- **Your task**: The reply must return each line of the data exactly.
[Start of section]
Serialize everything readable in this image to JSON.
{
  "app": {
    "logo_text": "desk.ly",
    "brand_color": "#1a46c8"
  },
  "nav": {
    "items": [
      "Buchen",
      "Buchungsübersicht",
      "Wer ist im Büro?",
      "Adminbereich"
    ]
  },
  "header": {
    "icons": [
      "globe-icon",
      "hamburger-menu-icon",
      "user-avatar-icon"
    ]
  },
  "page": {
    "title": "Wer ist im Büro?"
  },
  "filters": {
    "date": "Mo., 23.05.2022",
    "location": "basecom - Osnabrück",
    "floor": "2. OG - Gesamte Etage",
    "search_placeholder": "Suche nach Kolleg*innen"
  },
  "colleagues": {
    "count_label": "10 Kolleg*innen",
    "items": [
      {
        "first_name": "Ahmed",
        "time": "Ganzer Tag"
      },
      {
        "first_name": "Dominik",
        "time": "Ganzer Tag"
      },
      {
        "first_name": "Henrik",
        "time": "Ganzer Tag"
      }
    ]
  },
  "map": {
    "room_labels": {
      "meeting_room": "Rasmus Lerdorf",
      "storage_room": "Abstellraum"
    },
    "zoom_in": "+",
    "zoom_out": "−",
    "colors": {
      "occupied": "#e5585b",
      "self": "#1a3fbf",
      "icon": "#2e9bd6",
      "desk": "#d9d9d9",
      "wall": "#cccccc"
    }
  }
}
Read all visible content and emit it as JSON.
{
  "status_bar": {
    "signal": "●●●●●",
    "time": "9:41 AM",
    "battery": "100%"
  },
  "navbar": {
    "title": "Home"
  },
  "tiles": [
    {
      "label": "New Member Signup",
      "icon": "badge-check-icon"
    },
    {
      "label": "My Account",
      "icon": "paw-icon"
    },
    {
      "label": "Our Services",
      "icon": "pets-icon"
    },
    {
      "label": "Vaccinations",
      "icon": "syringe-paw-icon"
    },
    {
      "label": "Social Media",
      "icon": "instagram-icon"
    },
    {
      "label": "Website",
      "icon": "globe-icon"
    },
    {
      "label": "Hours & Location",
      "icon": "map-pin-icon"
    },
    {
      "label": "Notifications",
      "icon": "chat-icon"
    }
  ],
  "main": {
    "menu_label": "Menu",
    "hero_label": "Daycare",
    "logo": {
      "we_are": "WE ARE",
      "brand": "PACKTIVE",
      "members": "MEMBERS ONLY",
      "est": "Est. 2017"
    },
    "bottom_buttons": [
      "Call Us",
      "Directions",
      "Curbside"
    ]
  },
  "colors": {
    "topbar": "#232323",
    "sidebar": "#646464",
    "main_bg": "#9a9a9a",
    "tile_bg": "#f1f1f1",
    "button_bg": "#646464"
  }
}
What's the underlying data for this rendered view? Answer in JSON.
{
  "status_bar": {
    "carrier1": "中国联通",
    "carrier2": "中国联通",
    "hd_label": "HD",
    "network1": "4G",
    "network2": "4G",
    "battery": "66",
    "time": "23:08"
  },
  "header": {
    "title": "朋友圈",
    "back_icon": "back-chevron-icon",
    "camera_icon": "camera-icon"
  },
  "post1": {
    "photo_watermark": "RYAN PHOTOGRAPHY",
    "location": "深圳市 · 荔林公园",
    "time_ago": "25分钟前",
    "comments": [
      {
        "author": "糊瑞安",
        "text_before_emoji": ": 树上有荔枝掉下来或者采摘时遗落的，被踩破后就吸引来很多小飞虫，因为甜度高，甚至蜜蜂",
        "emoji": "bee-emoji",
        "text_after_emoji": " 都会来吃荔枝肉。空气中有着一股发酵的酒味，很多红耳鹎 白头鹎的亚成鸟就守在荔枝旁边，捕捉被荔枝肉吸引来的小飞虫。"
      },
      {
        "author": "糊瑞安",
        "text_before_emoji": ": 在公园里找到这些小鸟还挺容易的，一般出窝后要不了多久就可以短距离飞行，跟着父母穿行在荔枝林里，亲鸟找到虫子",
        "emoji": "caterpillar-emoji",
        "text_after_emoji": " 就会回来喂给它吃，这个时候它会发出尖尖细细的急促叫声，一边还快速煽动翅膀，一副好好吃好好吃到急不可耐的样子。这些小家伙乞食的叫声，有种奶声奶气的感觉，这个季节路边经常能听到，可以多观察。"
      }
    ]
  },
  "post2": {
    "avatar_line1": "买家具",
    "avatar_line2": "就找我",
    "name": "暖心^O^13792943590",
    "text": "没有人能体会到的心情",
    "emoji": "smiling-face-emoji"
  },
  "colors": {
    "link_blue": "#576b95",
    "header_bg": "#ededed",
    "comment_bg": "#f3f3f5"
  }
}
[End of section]
- **Task result**:
Serialize everything readable in this image to JSON.
{
  "app": {
    "logo_text": "desk.ly",
    "brand_color": "#1a46c8"
  },
  "nav": {
    "items": [
      "Buchen",
      "Buchungsübersicht",
      "Wer ist im Büro?",
      "Adminbereich"
    ]
  },
  "header": {
    "icons": [
      "globe-icon",
      "hamburger-menu-icon",
      "user-avatar-icon"
    ]
  },
  "page": {
    "title": "Wer ist im Büro?"
  },
  "filters": {
    "date": "Mo., 23.05.2022",
    "location": "basecom - Osnabrück",
    "floor": "2. OG - Gesamte Etage",
    "search_placeholder": "Suche nach Kolleg*innen"
  },
  "colleagues": {
    "count_label": "10 Kolleg*innen",
    "items": [
      {
        "first_name": "Ahmed",
        "time": "Ganzer Tag"
      },
      {
        "first_name": "Dominik",
        "time": "Ganzer Tag"
      },
      {
        "first_name": "Henrik",
        "time": "Ganzer Tag"
      }
    ]
  },
  "map": {
    "room_labels": {
      "meeting_room": "Rasmus Lerdorf",
      "storage_room": "Abstellraum"
    },
    "zoom_in": "+",
    "zoom_out": "−",
    "colors": {
      "occupied": "#e5585b",
      "self": "#1a3fbf",
      "icon": "#2e9bd6",
      "desk": "#d9d9d9",
      "wall": "#cccccc"
    }
  }
}
Read all visible content and emit it as JSON.
{
  "status_bar": {
    "signal": "●●●●●",
    "time": "9:41 AM",
    "battery": "100%"
  },
  "navbar": {
    "title": "Home"
  },
  "tiles": [
    {
      "label": "New Member Signup",
      "icon": "badge-check-icon"
    },
    {
      "label": "My Account",
      "icon": "paw-icon"
    },
    {
      "label": "Our Services",
      "icon": "pets-icon"
    },
    {
      "label": "Vaccinations",
      "icon": "syringe-paw-icon"
    },
    {
      "label": "Social Media",
      "icon": "instagram-icon"
    },
    {
      "label": "Website",
      "icon": "globe-icon"
    },
    {
      "label": "Hours & Location",
      "icon": "map-pin-icon"
    },
    {
      "label": "Notifications",
      "icon": "chat-icon"
    }
  ],
  "main": {
    "menu_label": "Menu",
    "hero_label": "Daycare",
    "logo": {
      "we_are": "WE ARE",
      "brand": "PACKTIVE",
      "members": "MEMBERS ONLY",
      "est": "Est. 2017"
    },
    "bottom_buttons": [
      "Call Us",
      "Directions",
      "Curbside"
    ]
  },
  "colors": {
    "topbar": "#232323",
    "sidebar": "#646464",
    "main_bg": "#9a9a9a",
    "tile_bg": "#f1f1f1",
    "button_bg": "#646464"
  }
}
What's the underlying data for this rendered view? Answer in JSON.
{
  "status_bar": {
    "carrier1": "中国联通",
    "carrier2": "中国联通",
    "hd_label": "HD",
    "network1": "4G",
    "network2": "4G",
    "battery": "66",
    "time": "23:08"
  },
  "header": {
    "title": "朋友圈",
    "back_icon": "back-chevron-icon",
    "camera_icon": "camera-icon"
  },
  "post1": {
    "photo_watermark": "RYAN PHOTOGRAPHY",
    "location": "深圳市 · 荔林公园",
    "time_ago": "25分钟前",
    "comments": [
      {
        "author": "糊瑞安",
        "text_before_emoji": ": 树上有荔枝掉下来或者采摘时遗落的，被踩破后就吸引来很多小飞虫，因为甜度高，甚至蜜蜂",
        "emoji": "bee-emoji",
        "text_after_emoji": " 都会来吃荔枝肉。空气中有着一股发酵的酒味，很多红耳鹎 白头鹎的亚成鸟就守在荔枝旁边，捕捉被荔枝肉吸引来的小飞虫。"
      },
      {
        "author": "糊瑞安",
        "text_before_emoji": ": 在公园里找到这些小鸟还挺容易的，一般出窝后要不了多久就可以短距离飞行，跟着父母穿行在荔枝林里，亲鸟找到虫子",
        "emoji": "caterpillar-emoji",
        "text_after_emoji": " 就会回来喂给它吃，这个时候它会发出尖尖细细的急促叫声，一边还快速煽动翅膀，一副好好吃好好吃到急不可耐的样子。这些小家伙乞食的叫声，有种奶声奶气的感觉，这个季节路边经常能听到，可以多观察。"
      }
    ]
  },
  "post2": {
    "avatar_line1": "买家具",
    "avatar_line2": "就找我",
    "name": "暖心^O^13792943590",
    "text": "没有人能体会到的心情",
    "emoji": "smiling-face-emoji"
  },
  "colors": {
    "link_blue": "#576b95",
    "header_bg": "#ededed",
    "comment_bg": "#f3f3f5"
  }
}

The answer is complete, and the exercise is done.